> Problem requirements: Each entry below should be retyped exactly as given.

Records from a dataset:
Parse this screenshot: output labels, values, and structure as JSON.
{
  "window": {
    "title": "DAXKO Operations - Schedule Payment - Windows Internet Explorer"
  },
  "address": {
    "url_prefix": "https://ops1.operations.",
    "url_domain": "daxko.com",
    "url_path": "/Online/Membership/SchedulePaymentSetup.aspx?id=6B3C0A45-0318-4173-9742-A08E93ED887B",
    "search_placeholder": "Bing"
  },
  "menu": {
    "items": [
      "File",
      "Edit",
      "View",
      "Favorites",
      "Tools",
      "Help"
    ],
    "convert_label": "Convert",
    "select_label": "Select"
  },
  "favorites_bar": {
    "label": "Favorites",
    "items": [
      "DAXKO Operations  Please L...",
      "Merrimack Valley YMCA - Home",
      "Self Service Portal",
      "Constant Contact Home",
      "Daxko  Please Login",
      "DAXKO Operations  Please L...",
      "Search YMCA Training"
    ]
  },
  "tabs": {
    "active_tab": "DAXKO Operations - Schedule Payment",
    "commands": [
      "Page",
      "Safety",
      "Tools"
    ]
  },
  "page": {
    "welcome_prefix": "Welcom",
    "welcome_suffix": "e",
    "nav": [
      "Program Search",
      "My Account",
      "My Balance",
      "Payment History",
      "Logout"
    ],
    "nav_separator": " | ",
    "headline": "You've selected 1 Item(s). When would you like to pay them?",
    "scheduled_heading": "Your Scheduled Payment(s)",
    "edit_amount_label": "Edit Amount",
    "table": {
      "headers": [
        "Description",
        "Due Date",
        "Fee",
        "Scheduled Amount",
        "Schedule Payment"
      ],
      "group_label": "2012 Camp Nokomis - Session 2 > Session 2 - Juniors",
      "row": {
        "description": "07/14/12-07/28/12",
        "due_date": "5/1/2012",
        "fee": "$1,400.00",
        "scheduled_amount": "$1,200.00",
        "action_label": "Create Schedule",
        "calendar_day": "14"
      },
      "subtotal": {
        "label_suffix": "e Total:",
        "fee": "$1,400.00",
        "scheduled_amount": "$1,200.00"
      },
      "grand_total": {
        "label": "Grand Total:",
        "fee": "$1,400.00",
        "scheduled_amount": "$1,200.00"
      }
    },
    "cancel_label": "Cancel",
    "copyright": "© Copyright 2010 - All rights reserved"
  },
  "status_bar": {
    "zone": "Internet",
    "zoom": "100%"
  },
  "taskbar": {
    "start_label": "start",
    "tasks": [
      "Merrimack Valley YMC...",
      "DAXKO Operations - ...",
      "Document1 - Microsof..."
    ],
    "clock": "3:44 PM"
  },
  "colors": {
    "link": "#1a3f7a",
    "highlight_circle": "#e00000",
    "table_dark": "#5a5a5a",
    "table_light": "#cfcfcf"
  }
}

> Your response:
Parse this screenshot: output labels, values, and structure as JSON.
{
  "window": {
    "title": "DAXKO Operations - Schedule Payment - Windows Internet Explorer"
  },
  "address": {
    "url_prefix": "https://ops1.operations.",
    "url_domain": "daxko.com",
    "url_path": "/Online/Membership/SchedulePaymentSetup.aspx?id=6B3C0A45-0318-4173-9742-A08E93ED887B",
    "search_placeholder": "Bing"
  },
  "menu": {
    "items": [
      "File",
      "Edit",
      "View",
      "Favorites",
      "Tools",
      "Help"
    ],
    "convert_label": "Convert",
    "select_label": "Select"
  },
  "favorites_bar": {
    "label": "Favorites",
    "items": [
      "DAXKO Operations  Please L...",
      "Merrimack Valley YMCA - Home",
      "Self Service Portal",
      "Constant Contact Home",
      "Daxko  Please Login",
      "DAXKO Operations  Please L...",
      "Search YMCA Training"
    ]
  },
  "tabs": {
    "active_tab": "DAXKO Operations - Schedule Payment",
    "commands": [
      "Page",
      "Safety",
      "Tools"
    ]
  },
  "page": {
    "welcome_prefix": "Welcom",
    "welcome_suffix": "e",
    "nav": [
      "Program Search",
      "My Account",
      "My Balance",
      "Payment History",
      "Logout"
    ],
    "nav_separator": " | ",
    "headline": "You've selected 1 Item(s). When would you like to pay them?",
    "scheduled_heading": "Your Scheduled Payment(s)",
    "edit_amount_label": "Edit Amount",
    "table": {
      "headers": [
        "Description",
        "Due Date",
        "Fee",
        "Scheduled Amount",
        "Schedule Payment"
      ],
      "group_label": "2012 Camp Nokomis - Session 2 > Session 2 - Juniors",
      "row": {
        "description": "07/14/12-07/28/12",
        "due_date": "5/1/2012",
        "fee": "$1,400.00",
        "scheduled_amount": "$1,200.00",
        "action_label": "Create Schedule",
        "calendar_day": "14"
      },
      "subtotal": {
        "label_suffix": "e Total:",
        "fee": "$1,400.00",
        "scheduled_amount": "$1,200.00"
      },
      "grand_total": {
        "label": "Grand Total:",
        "fee": "$1,400.00",
        "scheduled_amount": "$1,200.00"
      }
    },
    "cancel_label": "Cancel",
    "copyright": "© Copyright 2010 - All rights reserved"
  },
  "status_bar": {
    "zone": "Internet",
    "zoom": "100%"
  },
  "taskbar": {
    "start_label": "start",
    "tasks": [
      "Merrimack Valley YMC...",
      "DAXKO Operations - ...",
      "Document1 - Microsof..."
    ],
    "clock": "3:44 PM"
  },
  "colors": {
    "link": "#1a3f7a",
    "highlight_circle": "#e00000",
    "table_dark": "#5a5a5a",
    "table_light": "#cfcfcf"
  }
}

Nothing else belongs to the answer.